Ravinder Dahiya

University of Glasgow, UK

Bio

Ravinder Dahiya is Reader and EPSRC Fellow in the School of Engineering at University of Glasgow, UK. His Bendable Electronics and Sensing Technologies (BEST) group conducts fundamental research on flexible electronics using high-mobility materials, with an orientation towards robotics. 

His multidisciplinary research interests include Flexible and Printable Electronics, Electronic Skin, Robotic Tactile Sensing, and wearable electronics. He has published more than 100 research articles, 1 book (3 others at various publication stages) and 4 patents (including 2 submitted). He has worked on and led many international projects funded by European Commission and EPSRC (Engineering and Physical Sciences Research Council). 
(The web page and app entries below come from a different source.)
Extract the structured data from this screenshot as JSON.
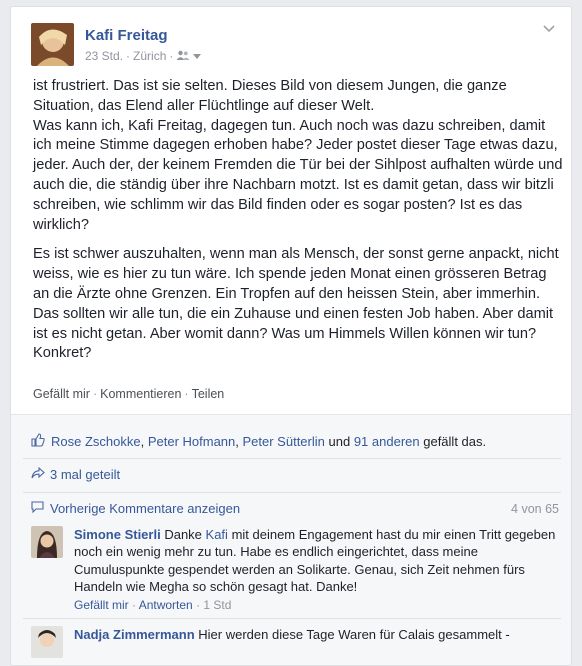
{
  "post": {
    "author": "Kafi Freitag",
    "time": "23 Std.",
    "location": "Zürich",
    "paragraphs": [
      "ist frustriert. Das ist sie selten. Dieses Bild von diesem Jungen, die ganze Situation, das Elend aller Flüchtlinge auf dieser Welt.\nWas kann ich, Kafi Freitag, dagegen tun. Auch noch was dazu schreiben, damit ich meine Stimme dagegen erhoben habe? Jeder postet dieser Tage etwas dazu, jeder. Auch der, der keinem Fremden die Tür bei der Sihlpost aufhalten würde und auch die, die ständig über ihre Nachbarn motzt. Ist es damit getan, dass wir bitzli schreiben, wie schlimm wir das Bild finden oder es sogar posten? Ist es das wirklich?",
      "Es ist schwer auszuhalten, wenn man als Mensch, der sonst gerne anpackt, nicht weiss, wie es hier zu tun wäre. Ich spende jeden Monat einen grösseren Betrag an die Ärzte ohne Grenzen. Ein Tropfen auf den heissen Stein, aber immerhin. Das sollten wir alle tun, die ein Zuhause und einen festen Job haben. Aber damit ist es nicht getan. Aber womit dann? Was um Himmels Willen können wir tun? Konkret?"
    ],
    "actions": {
      "like": "Gefällt mir",
      "comment": "Kommentieren",
      "share": "Teilen"
    }
  },
  "likes": {
    "name1": "Rose Zschokke",
    "name2": "Peter Hofmann",
    "name3": "Peter Sütterlin",
    "joiner": "und",
    "others": "91 anderen",
    "suffix": "gefällt das."
  },
  "shares": {
    "label": "3 mal geteilt"
  },
  "comments_header": {
    "prev_label": "Vorherige Kommentare anzeigen",
    "count": "4 von 65"
  },
  "comments": [
    {
      "name": "Simone Stierli",
      "text_before": "Danke",
      "mention": "Kafi",
      "text_after": "mit deinem Engagement hast du mir einen Tritt gegeben noch ein wenig mehr zu tun. Habe es endlich eingerichtet, dass meine Cumuluspunkte gespendet werden an Solikarte. Genau, sich Zeit nehmen fürs Handeln wie Megha so schön gesagt hat. Danke!",
      "like": "Gefällt mir",
      "reply": "Antworten",
      "time": "1 Std"
    },
    {
      "name": "Nadja Zimmermann",
      "text": "Hier werden diese Tage Waren für Calais gesammelt -"
    }
  ],
  "colors": {
    "link": "#365899",
    "text": "#1d2129",
    "meta": "#90949c"
  }
}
He is on the Editorial Boards of IEEE Transactions on Robotics and IEEE Sensors Journal and has been guest editor of 4 Special Journal Issues. He represents IEEE Robotics and Automation Society in the Administrative Committee (AdCom) of IEEE Sensors Council. He was General Chair of IEEE PRIME 2015 and is the Technical Program Chair of IEEE Sensors 2017.  He established and now leads the UKRI chapter of IEEE Sensor Council. 

Dr. Dahiya holds prestigious EPSRC Fellowship and also received Marie Curie Fellowship and Japanese Monbusho Fellowship. He was awarded with the University Gold Medal and received 2 best paper awards and 2 second best paper awards (as co-author) IEEE international conferences. 

Abstract

Conformable, Foldable Electronics

The microelectronics technology and subsequent miniaturization that began almost immediately after the transistor was invented have revolutionized our lives through fast computing and communication. Flexible and conformable electronics is widely considered to bring another such revolution by advancing many emerging applications such as wearable electronics and healthcare. A sensitive electronics system on large areas is another aspect of this burgeoning field, which will open new avenues such as intelligent robotics enabled by conformable electronic skin. All these applications require electronics on substrates such as plastics, which bend. In this lecture, I will present the developments related to flexible electronics, especially in context with realizing high-performance electronic skin for robotics. The development of electronic skin with solutions ranging from integration of off-the-shelf sensors and electronic components on flexible printed circuit boards (PCB) to emerging novel approaches involving silicon nanowires will be presented.